This figure shows projections for annual budget deficits, rather than for accumulated debt. The figure separates out the amount of deficits that are attributable to interest payments in past borrowing (blue area). The \”primary deficit\” (purple area) is the deficit due to all non-interest spending. You\’ll notice that the primary deficit doesn\’t get crazy-high: it steadily grows from about 2.5% of GDP in the mid-2000s to 4.6% of GDP by the late 2040s. The problem is that the federal government gets on what I\’ve called the \”interest payments treadmill,\” where high interest payments are helping to create large annual deficits, and then large annual deficits keep leading to higher future interest payments.
If the government could take actions to hold down the rise in the primary deficit over time, with some mixture of spending cuts and tax increases (or does it sound better to say spending \”restraint\” and tax \”enhancements\”?), then this could also keep the US government from stepping on the interest payments treadmill.

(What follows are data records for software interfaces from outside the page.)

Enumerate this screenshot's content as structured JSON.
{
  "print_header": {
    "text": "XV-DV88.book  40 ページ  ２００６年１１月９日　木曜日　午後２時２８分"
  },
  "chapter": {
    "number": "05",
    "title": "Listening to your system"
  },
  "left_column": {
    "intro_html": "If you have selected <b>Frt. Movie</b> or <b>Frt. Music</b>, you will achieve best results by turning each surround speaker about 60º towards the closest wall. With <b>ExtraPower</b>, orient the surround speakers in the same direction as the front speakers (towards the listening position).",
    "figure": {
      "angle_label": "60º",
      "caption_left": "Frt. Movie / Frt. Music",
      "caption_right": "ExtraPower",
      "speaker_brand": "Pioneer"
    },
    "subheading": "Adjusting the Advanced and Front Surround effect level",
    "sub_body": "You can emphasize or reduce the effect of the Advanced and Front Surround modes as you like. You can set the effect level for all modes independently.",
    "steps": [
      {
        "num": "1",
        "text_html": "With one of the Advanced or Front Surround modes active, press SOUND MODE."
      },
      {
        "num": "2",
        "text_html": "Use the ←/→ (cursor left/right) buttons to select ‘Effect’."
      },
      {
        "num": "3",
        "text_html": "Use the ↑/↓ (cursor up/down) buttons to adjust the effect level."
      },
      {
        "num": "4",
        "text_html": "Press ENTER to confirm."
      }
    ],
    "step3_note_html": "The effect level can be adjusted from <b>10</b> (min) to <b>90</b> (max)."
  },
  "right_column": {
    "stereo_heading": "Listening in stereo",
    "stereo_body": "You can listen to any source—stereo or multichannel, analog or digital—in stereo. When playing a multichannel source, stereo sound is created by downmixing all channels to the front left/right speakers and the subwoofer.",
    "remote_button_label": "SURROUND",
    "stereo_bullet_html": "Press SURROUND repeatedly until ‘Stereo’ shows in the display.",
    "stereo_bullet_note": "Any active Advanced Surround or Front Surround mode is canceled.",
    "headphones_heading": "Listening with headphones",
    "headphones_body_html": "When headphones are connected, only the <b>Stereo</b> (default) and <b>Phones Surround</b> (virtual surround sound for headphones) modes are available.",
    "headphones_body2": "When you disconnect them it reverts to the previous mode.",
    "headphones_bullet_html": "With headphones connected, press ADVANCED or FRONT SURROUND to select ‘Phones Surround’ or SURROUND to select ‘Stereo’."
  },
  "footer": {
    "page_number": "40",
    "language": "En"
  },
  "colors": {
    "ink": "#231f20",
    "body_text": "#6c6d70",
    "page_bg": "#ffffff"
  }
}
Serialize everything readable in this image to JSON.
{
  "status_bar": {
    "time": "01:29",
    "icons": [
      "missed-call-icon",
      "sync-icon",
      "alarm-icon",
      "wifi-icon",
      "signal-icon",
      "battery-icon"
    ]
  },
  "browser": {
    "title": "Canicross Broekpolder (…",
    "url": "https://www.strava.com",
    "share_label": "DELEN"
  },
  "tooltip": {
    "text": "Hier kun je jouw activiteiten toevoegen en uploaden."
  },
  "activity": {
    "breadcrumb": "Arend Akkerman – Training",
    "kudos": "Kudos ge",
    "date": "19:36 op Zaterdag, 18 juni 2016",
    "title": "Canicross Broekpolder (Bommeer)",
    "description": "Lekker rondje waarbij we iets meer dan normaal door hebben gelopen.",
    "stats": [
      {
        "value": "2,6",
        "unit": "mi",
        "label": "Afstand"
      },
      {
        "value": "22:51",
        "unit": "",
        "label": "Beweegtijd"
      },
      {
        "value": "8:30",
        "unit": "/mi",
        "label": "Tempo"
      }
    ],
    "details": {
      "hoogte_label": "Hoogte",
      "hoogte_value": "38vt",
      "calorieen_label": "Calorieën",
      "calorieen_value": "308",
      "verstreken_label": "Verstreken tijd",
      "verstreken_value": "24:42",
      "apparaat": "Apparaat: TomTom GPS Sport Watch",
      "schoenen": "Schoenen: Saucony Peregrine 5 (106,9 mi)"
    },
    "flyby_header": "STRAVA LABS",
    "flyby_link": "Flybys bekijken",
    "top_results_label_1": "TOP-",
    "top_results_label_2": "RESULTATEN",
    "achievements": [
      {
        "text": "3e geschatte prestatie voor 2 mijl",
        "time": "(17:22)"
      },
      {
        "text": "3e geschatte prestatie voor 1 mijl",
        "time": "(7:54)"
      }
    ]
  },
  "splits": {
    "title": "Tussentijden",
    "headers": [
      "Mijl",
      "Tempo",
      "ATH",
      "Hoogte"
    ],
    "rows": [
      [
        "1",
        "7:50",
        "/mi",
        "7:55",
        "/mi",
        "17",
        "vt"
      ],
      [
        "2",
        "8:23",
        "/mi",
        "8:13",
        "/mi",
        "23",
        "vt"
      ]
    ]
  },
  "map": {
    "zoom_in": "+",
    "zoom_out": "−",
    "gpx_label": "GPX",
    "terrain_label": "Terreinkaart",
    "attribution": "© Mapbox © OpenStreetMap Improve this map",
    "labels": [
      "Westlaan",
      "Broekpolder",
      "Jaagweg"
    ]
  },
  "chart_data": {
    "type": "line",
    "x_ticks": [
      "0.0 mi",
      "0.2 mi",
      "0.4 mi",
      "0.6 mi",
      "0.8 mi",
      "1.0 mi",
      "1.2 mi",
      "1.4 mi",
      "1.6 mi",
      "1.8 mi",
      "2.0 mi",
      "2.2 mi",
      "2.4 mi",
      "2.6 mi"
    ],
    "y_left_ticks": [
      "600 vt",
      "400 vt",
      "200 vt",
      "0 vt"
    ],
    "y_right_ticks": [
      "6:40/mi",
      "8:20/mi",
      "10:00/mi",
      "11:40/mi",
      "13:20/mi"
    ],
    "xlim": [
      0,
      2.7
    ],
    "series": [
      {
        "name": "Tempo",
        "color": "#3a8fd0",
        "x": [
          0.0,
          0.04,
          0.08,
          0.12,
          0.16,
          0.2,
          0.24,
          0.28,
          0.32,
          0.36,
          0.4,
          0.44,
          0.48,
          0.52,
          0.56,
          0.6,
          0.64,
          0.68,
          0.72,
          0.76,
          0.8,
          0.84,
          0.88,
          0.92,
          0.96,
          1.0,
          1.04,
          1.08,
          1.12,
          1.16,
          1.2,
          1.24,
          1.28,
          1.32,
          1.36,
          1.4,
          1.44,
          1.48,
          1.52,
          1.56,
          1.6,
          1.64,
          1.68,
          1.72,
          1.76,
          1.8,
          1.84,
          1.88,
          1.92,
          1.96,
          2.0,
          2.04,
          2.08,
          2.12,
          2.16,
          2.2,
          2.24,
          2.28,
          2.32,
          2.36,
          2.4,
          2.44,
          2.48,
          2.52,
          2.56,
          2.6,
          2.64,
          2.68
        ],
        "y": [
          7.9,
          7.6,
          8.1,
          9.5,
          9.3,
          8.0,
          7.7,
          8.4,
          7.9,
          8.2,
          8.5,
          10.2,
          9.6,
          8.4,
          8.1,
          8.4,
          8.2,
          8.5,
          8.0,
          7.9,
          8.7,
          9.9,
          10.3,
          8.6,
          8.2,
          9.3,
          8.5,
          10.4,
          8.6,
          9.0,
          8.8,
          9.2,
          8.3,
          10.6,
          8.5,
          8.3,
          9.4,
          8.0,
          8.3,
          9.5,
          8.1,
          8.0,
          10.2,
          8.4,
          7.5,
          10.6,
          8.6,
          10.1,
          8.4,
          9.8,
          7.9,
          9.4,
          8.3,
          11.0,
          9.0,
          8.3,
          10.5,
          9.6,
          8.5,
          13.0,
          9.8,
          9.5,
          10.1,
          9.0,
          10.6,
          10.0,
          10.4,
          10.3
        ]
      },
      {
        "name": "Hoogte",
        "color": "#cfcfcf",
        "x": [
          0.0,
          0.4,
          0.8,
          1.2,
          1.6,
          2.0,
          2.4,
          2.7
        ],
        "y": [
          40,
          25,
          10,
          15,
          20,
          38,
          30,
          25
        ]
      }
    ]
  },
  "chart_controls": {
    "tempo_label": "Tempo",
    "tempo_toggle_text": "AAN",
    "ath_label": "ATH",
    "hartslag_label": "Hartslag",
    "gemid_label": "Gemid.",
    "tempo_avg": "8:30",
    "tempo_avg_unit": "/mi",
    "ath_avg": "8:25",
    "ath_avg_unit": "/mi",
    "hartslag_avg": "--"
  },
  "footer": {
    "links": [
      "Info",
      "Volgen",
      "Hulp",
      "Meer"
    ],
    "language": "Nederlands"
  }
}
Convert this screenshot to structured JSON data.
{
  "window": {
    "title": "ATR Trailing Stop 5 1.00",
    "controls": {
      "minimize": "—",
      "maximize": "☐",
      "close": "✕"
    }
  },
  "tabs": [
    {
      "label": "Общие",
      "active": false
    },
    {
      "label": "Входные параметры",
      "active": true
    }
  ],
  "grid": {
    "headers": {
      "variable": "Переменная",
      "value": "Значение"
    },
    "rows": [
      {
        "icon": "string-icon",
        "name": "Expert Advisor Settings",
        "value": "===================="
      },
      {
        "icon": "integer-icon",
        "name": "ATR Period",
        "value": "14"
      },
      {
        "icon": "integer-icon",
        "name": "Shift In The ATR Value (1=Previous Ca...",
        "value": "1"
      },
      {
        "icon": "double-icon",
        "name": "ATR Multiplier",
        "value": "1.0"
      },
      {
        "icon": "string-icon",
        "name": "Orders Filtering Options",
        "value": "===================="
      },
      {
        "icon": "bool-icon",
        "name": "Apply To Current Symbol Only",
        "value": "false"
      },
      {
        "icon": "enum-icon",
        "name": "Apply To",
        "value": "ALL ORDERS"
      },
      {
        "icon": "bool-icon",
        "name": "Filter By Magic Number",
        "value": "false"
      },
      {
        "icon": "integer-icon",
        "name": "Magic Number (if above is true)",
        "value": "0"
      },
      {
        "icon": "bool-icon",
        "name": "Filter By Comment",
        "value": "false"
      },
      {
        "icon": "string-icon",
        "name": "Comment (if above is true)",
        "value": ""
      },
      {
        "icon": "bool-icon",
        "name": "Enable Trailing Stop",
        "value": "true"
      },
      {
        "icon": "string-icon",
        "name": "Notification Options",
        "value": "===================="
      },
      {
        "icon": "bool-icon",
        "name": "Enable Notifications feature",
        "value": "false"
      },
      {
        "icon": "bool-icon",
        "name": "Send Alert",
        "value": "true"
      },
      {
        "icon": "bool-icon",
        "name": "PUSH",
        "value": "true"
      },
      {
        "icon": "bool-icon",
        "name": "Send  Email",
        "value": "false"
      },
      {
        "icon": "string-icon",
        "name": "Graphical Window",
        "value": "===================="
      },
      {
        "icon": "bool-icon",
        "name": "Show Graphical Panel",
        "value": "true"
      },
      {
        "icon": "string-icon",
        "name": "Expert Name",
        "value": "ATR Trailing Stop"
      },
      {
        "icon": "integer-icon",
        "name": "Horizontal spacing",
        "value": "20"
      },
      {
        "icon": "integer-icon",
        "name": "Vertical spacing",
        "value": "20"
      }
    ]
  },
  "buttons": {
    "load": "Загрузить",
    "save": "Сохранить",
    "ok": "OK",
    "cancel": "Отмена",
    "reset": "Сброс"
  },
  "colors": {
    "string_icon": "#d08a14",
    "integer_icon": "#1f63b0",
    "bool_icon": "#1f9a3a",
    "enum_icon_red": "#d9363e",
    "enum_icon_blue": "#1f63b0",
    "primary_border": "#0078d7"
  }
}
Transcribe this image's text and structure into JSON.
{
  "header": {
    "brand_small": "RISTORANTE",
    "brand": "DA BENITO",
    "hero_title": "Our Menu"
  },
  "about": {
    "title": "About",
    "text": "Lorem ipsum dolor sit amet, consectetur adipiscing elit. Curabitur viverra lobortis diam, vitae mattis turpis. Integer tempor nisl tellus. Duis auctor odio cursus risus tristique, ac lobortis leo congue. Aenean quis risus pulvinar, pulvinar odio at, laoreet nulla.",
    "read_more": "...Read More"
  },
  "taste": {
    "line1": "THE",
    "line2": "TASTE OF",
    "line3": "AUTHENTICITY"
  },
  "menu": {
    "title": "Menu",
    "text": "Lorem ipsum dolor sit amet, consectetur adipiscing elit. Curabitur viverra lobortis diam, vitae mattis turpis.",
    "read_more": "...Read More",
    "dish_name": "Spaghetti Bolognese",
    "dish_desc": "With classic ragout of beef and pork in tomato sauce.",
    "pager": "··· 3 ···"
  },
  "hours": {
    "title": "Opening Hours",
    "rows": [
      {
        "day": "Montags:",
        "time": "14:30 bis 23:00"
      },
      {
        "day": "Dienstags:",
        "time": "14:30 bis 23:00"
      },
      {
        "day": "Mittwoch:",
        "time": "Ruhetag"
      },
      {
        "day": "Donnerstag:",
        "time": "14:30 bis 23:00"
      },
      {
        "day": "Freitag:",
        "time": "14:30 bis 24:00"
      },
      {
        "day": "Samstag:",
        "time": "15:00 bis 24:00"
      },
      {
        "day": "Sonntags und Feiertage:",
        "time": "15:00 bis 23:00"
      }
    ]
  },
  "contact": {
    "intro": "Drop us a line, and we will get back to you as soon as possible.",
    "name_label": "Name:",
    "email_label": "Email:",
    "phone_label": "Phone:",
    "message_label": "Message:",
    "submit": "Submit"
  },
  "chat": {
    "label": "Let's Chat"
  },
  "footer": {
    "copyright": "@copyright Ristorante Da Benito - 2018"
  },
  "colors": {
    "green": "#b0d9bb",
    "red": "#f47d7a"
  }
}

This figure shows projected trends for spending and taxes, under current law. You can see the sepnding jump during the Great Recession, and then the jump during the pandemic recession. Assuming current law, projected tax revenues as a share of GDP don\’t change much going forward. However projected outlays do rise.
CBO explains the rise in outlays:
Larger deficits in the last few years of the decade result from increases in spending that outpace increases in revenues. In particular:
Mandatory spending increases as a percentage of GDP. Those increases stem both from the aging of the population, which causes the number of participants in Social Security and Medicare to grow faster than the overall population, and from growth in federal health care costs per beneficiary that exceeds the growth in GDP per capita.
Net spending for interest as a percentage of GDP is projected to increase over the remainder of the decade as interest rates rise and federal debt remains high.
Moreover, the effects on economic outcomes would depend on the types of policies that generate the higher deficits and debt. For example, increased high-quality and effective federal investment would boost private-sector productivity and output (though it would only partially mitigate the adverse consequences of greater borrowing). However, in CBO’s projections, the increasing deficits and debt result primarily from increases in noninvestment spending. Notably, net outlays for interest are a significant component of the increase in spending over the next 30 years. In addition, federal spending for Social Security, Medicare, and Medicaid for people age 65 or older would account for about half
of all federal noninterest spending by 2051, rising from about one-third in 2021.
For decades now, we have known that a combination of the aging of the post-World War II \”baby boom\” generation combined with rising life expectancies was going to raise the share of elderly Americans. We have also known for decades that primary programs for meeting the needs of this group–like Social Security and Medicare–have made promises that their current funding sources can\’t support. We have been watching US health care costs rise as a share of GDP For decades. Meanwhile, the US economy has been experiencing slow productivity growth, which makes addressing all problems closer to a zero-sum game.
Neither during the Great Recession of 2007-2009 nor during the heart of the pandemic recession in 2020 and early 2021 was an appropriate time to focus on the long-term future of government debt. But averting our eyes from the trajectory of the national debt is not a long-term strategy.